Semantic search seeks to improve search accuracy by understanding the searcher’s intent and the contextual meaning of terms as they appear in the searchable dataspace, whether on the Web or within a closed system, to generate more relevant results.” Semantic Search as defined at Wikipedia
Google Hummingbird, artificial intelligence, conversational search and the semantic web.
It’s all about context.
I could have written about coding, RDF, Open Graph Protocol, and Schema, but for now, I’m writing this based on the many conversations that I have had with our VGI content director Paul Thompson. Paul oversees all of the content needs for VGI as well as our valued SEO clients.
Going back in time, to the days before Hummingbird, Paul and I would often be at loggerheads; he would write content for people to read, I would change it for the bots. We would go back and forth, both of us taking a position.
Now though, life is simpler. Paul writes content for people to read and Google understands him. On the surface this makes part of the SEO job easier, as we don’t back and forth so much; anyone reading this though will understand that nothing is as simple as it seems.
For the purposes of this article, I will reference the events surrounding one of our newer clients as we look at their respective and relative search terms. WSI is a licensed private investigator, namely, Washington State Investigators. This though can apply to whatever business you are trying to rank for; plumber, contractor, dentist, realtor or law firm.
Our esteemed licensed private investigator operates from their Seattle headquarters and also provides investigation services to many not found in Seattle or even within the state of Washington and an important note, and will benefit from being found in the search results for search queries that do not include a geographic description like that of the following, “Seattle Private Investigator”.
Now, to find Washington State Investigators via a Google search we can use search terms similar to, ‘licensed private detective Seattle’.
In the past, Google would struggle to find this client’s website, as it would also cross-reference links to ‘operate’, ‘around’, ‘Seattle’. Today though things have changed.

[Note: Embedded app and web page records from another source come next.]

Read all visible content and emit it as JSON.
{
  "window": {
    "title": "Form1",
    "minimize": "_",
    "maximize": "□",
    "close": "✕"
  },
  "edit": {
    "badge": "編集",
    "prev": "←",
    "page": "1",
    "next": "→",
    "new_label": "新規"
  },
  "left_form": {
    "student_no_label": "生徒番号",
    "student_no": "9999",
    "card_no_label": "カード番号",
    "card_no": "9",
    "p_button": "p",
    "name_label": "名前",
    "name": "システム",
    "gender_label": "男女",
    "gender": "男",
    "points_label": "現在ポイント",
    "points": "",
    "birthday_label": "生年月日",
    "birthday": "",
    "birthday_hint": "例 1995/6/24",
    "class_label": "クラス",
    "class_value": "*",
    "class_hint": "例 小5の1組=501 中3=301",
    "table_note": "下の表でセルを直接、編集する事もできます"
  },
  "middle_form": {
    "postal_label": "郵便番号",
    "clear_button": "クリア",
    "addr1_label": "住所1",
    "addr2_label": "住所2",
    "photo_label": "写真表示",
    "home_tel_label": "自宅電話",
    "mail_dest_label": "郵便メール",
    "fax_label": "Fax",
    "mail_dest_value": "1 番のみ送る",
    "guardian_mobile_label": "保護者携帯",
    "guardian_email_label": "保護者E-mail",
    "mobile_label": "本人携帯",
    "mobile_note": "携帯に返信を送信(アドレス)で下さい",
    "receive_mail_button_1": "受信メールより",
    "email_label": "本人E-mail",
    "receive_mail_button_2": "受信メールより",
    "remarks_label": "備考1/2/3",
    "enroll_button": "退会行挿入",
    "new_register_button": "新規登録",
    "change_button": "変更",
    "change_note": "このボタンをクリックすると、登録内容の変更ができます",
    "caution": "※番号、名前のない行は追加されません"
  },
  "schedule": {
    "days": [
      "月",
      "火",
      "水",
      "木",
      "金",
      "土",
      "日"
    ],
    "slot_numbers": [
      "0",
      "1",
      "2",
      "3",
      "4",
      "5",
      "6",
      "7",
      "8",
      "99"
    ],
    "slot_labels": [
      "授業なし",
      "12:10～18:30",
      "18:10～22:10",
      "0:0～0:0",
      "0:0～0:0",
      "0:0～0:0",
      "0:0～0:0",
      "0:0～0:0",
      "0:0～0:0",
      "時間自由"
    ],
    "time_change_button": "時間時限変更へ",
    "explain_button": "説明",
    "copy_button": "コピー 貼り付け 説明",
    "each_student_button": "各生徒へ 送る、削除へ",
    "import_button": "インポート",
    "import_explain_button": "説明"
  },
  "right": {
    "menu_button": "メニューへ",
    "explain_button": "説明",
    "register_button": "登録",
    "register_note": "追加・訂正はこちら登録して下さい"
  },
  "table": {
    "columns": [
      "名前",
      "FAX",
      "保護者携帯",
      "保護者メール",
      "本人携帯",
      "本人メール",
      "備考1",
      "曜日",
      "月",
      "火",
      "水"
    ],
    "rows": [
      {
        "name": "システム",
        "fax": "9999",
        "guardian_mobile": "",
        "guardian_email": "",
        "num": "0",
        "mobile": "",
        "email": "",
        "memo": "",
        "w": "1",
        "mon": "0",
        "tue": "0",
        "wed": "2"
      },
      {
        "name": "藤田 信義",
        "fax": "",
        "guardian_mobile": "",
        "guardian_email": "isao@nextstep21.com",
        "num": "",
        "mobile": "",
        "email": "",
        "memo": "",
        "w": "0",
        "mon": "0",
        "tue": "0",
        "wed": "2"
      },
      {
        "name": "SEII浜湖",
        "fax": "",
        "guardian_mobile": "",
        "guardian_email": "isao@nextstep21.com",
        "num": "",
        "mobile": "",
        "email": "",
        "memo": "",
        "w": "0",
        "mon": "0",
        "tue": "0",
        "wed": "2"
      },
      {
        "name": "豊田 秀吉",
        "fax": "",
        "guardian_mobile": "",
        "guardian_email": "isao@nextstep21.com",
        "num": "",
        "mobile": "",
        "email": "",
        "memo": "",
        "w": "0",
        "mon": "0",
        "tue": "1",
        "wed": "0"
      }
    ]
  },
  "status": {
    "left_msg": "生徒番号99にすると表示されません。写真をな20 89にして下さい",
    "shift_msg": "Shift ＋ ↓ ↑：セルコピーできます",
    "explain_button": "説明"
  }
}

Before I go on, I would like to look at another search term.
Imagine if, for some reason, someone needed the services of an unlicensed private investigator. If they searched for ‘private investigator without license’, ‘without’ would be a stop word and the results would show how to obtain a private investigator license. That very same search today shows the legal problems that are encountered if trying to locate and employ a private investigator that isn’t licensed.
Hummingbird, along with the Google AI program, now cross references multiple sources and understands what whole sentences actually mean, whether found on or off page and that found linked to the respective website.
Firstly, we can put this as the algorithm’s better understanding of semantics (not to be confused with the semantic web). Semantics is the study of looking at the meanings of words, phrases, signs and symbols. We can think of this as words, annotations, images and highlights.
Secondly, and in conjunction with semantics, Google can parse phrases. This delves deeper into semantics and means that they can analyze individual words in a sentence, and identify their overall meaning within a sentence or phrase.
So, what does this mean to Paul, myself and our client? What it doesn’t mean is that we can take our eye off the ball. When ranking a licensed private investigator, if the content is written correctly it will match many variations of search terms that Google can clearly understand. What it does mean, is that Paul can write more freely and be less concerned about making
a series of changes.
There is so much more detail we could go into, but I’ll leave it at that for now and welcome your thoughts…